*** RECORDS TO USE ***

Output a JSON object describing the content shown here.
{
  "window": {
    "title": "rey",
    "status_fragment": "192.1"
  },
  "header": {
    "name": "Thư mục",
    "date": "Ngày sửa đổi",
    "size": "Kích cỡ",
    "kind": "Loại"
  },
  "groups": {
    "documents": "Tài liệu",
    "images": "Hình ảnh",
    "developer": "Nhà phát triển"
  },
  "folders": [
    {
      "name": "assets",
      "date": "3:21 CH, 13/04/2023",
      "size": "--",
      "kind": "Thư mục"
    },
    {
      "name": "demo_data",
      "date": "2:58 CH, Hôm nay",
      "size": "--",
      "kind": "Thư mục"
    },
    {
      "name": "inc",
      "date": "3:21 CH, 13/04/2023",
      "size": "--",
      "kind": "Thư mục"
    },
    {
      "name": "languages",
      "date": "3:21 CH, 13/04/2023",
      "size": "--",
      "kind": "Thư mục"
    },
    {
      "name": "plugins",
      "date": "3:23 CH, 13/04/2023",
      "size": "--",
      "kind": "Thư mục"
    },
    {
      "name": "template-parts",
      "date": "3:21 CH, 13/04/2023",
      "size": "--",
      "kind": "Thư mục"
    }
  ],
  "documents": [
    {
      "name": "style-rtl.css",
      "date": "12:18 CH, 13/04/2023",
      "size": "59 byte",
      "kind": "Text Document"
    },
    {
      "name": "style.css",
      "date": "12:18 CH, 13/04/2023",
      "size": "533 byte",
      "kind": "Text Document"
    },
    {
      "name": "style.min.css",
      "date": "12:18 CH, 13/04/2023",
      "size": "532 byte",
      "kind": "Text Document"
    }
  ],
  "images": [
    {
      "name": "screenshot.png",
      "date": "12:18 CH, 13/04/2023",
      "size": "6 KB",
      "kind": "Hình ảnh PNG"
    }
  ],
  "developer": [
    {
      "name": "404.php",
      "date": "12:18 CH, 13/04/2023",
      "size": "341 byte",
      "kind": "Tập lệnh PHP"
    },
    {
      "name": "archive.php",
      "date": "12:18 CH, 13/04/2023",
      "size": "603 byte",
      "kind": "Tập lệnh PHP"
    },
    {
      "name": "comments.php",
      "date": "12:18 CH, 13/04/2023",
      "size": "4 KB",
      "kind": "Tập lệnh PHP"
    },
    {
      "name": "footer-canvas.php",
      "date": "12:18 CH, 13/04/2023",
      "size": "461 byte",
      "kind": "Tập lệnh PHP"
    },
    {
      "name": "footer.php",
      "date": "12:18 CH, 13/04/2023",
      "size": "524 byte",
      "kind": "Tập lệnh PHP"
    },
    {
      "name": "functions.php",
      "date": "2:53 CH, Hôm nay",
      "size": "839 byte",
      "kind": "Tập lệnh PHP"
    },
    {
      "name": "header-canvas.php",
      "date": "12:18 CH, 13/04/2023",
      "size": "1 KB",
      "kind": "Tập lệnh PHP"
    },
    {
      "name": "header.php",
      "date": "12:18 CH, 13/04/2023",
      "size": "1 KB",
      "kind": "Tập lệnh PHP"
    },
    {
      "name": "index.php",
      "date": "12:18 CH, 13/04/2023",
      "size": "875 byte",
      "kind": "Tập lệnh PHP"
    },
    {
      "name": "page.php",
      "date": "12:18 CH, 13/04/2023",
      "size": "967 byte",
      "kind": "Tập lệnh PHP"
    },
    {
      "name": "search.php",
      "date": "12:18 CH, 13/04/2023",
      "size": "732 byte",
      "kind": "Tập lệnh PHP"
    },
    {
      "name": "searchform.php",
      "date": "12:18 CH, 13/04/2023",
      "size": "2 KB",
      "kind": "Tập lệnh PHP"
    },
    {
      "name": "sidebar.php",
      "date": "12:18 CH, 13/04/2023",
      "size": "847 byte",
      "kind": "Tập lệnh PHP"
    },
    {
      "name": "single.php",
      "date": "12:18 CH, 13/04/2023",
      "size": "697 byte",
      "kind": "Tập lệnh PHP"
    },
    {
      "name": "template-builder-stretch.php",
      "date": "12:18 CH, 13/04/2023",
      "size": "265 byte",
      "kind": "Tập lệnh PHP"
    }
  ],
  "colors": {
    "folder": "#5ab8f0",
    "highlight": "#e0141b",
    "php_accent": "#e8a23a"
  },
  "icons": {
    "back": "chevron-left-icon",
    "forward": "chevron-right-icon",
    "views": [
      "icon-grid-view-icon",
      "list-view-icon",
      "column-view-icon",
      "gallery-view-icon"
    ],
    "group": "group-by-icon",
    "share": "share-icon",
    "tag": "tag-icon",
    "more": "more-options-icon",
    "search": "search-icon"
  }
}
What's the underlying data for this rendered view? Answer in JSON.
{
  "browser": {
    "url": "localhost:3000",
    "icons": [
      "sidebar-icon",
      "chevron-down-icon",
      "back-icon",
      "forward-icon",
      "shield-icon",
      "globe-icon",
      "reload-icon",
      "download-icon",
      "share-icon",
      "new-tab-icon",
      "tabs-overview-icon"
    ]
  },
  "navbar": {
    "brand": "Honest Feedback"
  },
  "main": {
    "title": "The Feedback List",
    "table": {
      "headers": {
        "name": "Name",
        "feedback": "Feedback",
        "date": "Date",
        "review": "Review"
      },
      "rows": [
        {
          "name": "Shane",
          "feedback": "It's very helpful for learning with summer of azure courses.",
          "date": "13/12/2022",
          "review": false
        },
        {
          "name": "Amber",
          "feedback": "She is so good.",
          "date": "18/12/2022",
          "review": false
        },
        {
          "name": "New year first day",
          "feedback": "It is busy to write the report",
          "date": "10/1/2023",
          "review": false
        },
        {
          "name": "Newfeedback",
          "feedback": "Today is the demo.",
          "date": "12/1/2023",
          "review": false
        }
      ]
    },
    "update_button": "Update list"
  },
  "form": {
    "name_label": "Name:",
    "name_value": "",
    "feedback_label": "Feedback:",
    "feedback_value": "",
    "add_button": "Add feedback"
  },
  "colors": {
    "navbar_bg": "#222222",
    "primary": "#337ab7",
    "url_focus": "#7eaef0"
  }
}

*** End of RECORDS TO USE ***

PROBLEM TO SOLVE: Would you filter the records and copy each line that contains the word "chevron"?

RESPONSE TO THE TASK:
    "back": "chevron-left-icon",
    "forward": "chevron-right-icon",
      "chevron-down-icon",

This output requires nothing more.